ACTIVITY:
The records that follow are to be repeated in full, with no pictures retained.

THE DATA:

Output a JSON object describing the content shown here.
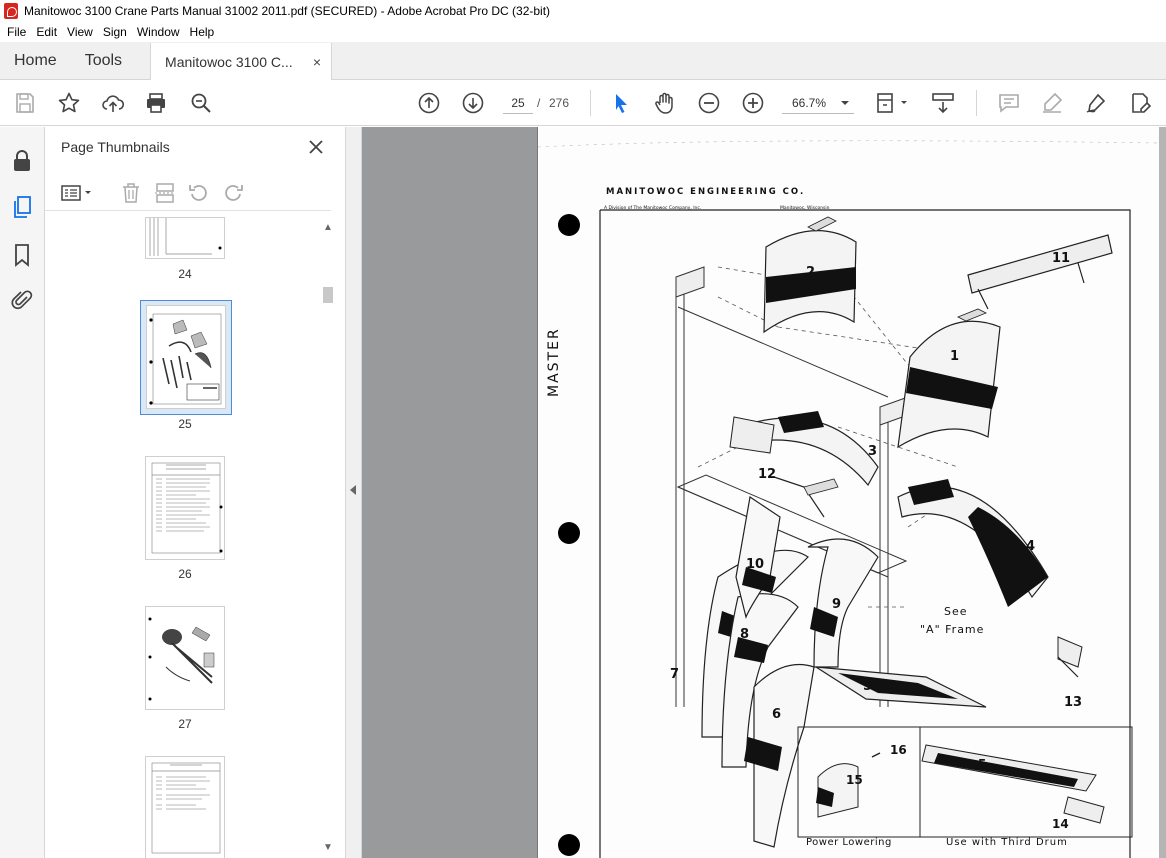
{
  "window": {
    "title": "Manitowoc 3100 Crane Parts Manual 31002 2011.pdf (SECURED) - Adobe Acrobat Pro DC (32-bit)"
  },
  "menu": [
    "File",
    "Edit",
    "View",
    "Sign",
    "Window",
    "Help"
  ],
  "tabs": {
    "home": "Home",
    "tools": "Tools",
    "document": "Manitowoc 3100 C...",
    "close_glyph": "×"
  },
  "toolbar": {
    "current_page": "25",
    "page_separator": "/",
    "total_pages": "276",
    "zoom": "66.7%"
  },
  "panel": {
    "title": "Page Thumbnails",
    "thumbnails": [
      {
        "label": "24"
      },
      {
        "label": "25",
        "selected": true
      },
      {
        "label": "26"
      },
      {
        "label": "27"
      },
      {
        "label": ""
      }
    ]
  },
  "document": {
    "company": "MANITOWOC ENGINEERING CO.",
    "division": "A Division of The Manitowoc Company, Inc.",
    "location": "Manitowoc, Wisconsin",
    "stamp": "MASTER",
    "part_numbers": [
      "1",
      "2",
      "3",
      "4",
      "5",
      "6",
      "7",
      "8",
      "9",
      "10",
      "11",
      "12",
      "13"
    ],
    "callout_see": "See",
    "callout_frame": "\"A\" Frame",
    "inset_left_numbers": [
      "15",
      "16"
    ],
    "inset_right_numbers": [
      "5",
      "14"
    ],
    "caption_left": "Power Lowering",
    "caption_right": "Use with Third Drum"
  }
}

TASK SOLUTION:
Output a JSON object describing the content shown here.
{
  "window": {
    "title": "Manitowoc 3100 Crane Parts Manual 31002 2011.pdf (SECURED) - Adobe Acrobat Pro DC (32-bit)"
  },
  "menu": [
    "File",
    "Edit",
    "View",
    "Sign",
    "Window",
    "Help"
  ],
  "tabs": {
    "home": "Home",
    "tools": "Tools",
    "document": "Manitowoc 3100 C...",
    "close_glyph": "×"
  },
  "toolbar": {
    "current_page": "25",
    "page_separator": "/",
    "total_pages": "276",
    "zoom": "66.7%"
  },
  "panel": {
    "title": "Page Thumbnails",
    "thumbnails": [
      {
        "label": "24"
      },
      {
        "label": "25",
        "selected": true
      },
      {
        "label": "26"
      },
      {
        "label": "27"
      },
      {
        "label": ""
      }
    ]
  },
  "document": {
    "company": "MANITOWOC ENGINEERING CO.",
    "division": "A Division of The Manitowoc Company, Inc.",
    "location": "Manitowoc, Wisconsin",
    "stamp": "MASTER",
    "part_numbers": [
      "1",
      "2",
      "3",
      "4",
      "5",
      "6",
      "7",
      "8",
      "9",
      "10",
      "11",
      "12",
      "13"
    ],
    "callout_see": "See",
    "callout_frame": "\"A\" Frame",
    "inset_left_numbers": [
      "15",
      "16"
    ],
    "inset_right_numbers": [
      "5",
      "14"
    ],
    "caption_left": "Power Lowering",
    "caption_right": "Use with Third Drum"
  }
}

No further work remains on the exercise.